This article appeared in the Spring 1970 (Issue #19) edition of the Kent Archaeological Review.
Permission should be sought from the Honorary editor (in writing) to reproduce or quote from articles in the K A R.
The CKA and the Honorary Editor are not responsible for opinions and statements expressed by contributors to the K A R.
Below the Water Table Cooling '69.
Is it possible to excavate a site below the average water table? Much controversy has raged over this problem and many an excavator has adopted the plea that the watertable has stopped him from reaching the lower levels. But as Sir Mortimer Wheeler has written,
"no site should be dug unless it is sectioned and diagnosed to the lowest levels ... water should not normally be accepted as a bar."
Especially in the North Kent Marshes, many archaeologists have been deterred by the waterlogged conditions. However, in the past three years at the Cooling marsh Romano-British industrial site much experience has been gained in excavating to minus 3 feet OD some 8 feet below the water table, in still alluvial clay. It must be pointed out that not all the site is below the water table. Much excavation is done above the water table using conventional techniques. And in mid-summer the water table drops considerably -- by 3 feet during 1969's exceptionally dry summer.

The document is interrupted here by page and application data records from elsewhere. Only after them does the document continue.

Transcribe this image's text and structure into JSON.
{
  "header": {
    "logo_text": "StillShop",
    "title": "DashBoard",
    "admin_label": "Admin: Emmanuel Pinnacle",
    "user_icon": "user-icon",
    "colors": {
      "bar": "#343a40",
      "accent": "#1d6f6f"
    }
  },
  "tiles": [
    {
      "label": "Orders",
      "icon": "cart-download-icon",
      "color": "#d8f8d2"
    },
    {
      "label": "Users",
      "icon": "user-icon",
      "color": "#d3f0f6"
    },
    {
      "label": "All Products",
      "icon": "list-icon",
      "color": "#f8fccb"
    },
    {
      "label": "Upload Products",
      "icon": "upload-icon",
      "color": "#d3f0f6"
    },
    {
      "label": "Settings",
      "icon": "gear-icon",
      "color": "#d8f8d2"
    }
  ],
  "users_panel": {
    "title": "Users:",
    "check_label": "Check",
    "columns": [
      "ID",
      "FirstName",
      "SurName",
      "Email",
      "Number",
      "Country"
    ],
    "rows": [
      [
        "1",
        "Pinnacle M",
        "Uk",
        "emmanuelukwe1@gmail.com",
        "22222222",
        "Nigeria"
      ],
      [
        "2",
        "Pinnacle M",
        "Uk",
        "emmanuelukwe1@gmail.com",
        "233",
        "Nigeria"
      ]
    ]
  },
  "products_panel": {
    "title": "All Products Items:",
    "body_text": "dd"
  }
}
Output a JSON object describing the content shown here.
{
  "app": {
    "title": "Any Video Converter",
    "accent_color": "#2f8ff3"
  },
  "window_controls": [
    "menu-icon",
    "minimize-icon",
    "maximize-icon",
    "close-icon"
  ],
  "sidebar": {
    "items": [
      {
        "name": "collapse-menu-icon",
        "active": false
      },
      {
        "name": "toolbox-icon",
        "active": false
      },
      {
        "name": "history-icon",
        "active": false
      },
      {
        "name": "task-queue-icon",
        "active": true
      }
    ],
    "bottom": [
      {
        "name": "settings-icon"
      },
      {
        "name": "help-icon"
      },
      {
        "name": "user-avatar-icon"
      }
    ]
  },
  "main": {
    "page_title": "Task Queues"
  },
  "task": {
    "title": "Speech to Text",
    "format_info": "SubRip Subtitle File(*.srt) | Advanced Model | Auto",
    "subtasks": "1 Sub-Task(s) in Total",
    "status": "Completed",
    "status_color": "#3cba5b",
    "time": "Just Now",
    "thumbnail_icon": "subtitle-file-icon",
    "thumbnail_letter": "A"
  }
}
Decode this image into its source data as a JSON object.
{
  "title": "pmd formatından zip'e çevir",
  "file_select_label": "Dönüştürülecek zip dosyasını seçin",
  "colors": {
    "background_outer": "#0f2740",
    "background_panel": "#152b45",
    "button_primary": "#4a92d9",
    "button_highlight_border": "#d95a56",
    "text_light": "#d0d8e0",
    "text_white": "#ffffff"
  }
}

Although normal recording methods can be used, special excavation techniques are often, although not always, required because, while the water can be easily pumped away, there is a constant seepage of water from all sides of the squares or trenches which makes the working surface very soft. In such conditions, the inexperienced digger would be quickly up to his knees in a quagmire. One way to overcome this problem is to dig a small sump in one corner and slightly slope the working surface towards it while the digger stands on duckboards. The surface being worked can actually be trowelled perfectly easily, even 6-8 feet below the water table. It should be borne in mind that excavation will take somewhat longer than usual to complete.
The one essential piece of equipment is a pump. Recently the Council for Kentish Archaeology purchased a second-hand Pegson Marlow pump, which is now available on loan to constituent groups. This is a centrifugal type pump with a 2 inches delivery, powered by a 50 cc J.A.P. petrol engine, complete with 30 feet of hose. The pump has certain advantages for excavation work, such as a high output and the ability to deal with high concentrations of vegetable matter. Usually a filter can be dispensed with, if precautions are taken to avoid stones being sucked into the impellor, which could have disasterous results. The only disadvantage of the pump is that the casing is made of aluminium and therefore it is not suitable for use with sea water.
The exceptionally dry summer in 1969 enabled the Cooling RB industrial site excavations to continue much later than in previous years. Close down was finally made in the last few days of November.
As in previous years, it is not the temperature which halts work for winter, but the rainfall. As the winter rains close in, the water table starts to rise quickly and by early winter reaches the surface of the site -- and even the CKA pump cannot cope with such quantities of water. In mid-summer in previous years the lowest the water table has reached is 31 feet below the surface -- this year it went down to 5 feet and stayed there. This, coupled with the use of the new CKA pump, enabled a great amount of work to be done at the lower levels.
In 1969, the west side of the Romano-British mound was reached (see the interim report in REVIEW Number 17, page 16). The west, east and possibly the north sides have now been located. Indications are that the mound is not circular but probably wedge-shaped or rectangular-bounded on the west by a creek and on the east by a dyke which may be artificial. The west creek was undoubtedly tidal at some period, evidence being provided by marine life remains and a "beach." The size of this creek makes it likely that there was direct access to the sea by boat from the site.
The original marsh level in the immediately pre-Roman period was again established and an interesting series of 1st century AD pottery sherds discovered. During the 2nd century, the mound was extended in size and height and on part of the extensions, a hearth structure was discovered. The full extent of this hearth has now been found and sections made. The exact firing method cannot at the moment be established but further work next season in an adjacent area should settle this point. Around the kiln was a chalk floor and arranged in a square about it, four chalk piers which may have carried a structure associated with the kiln.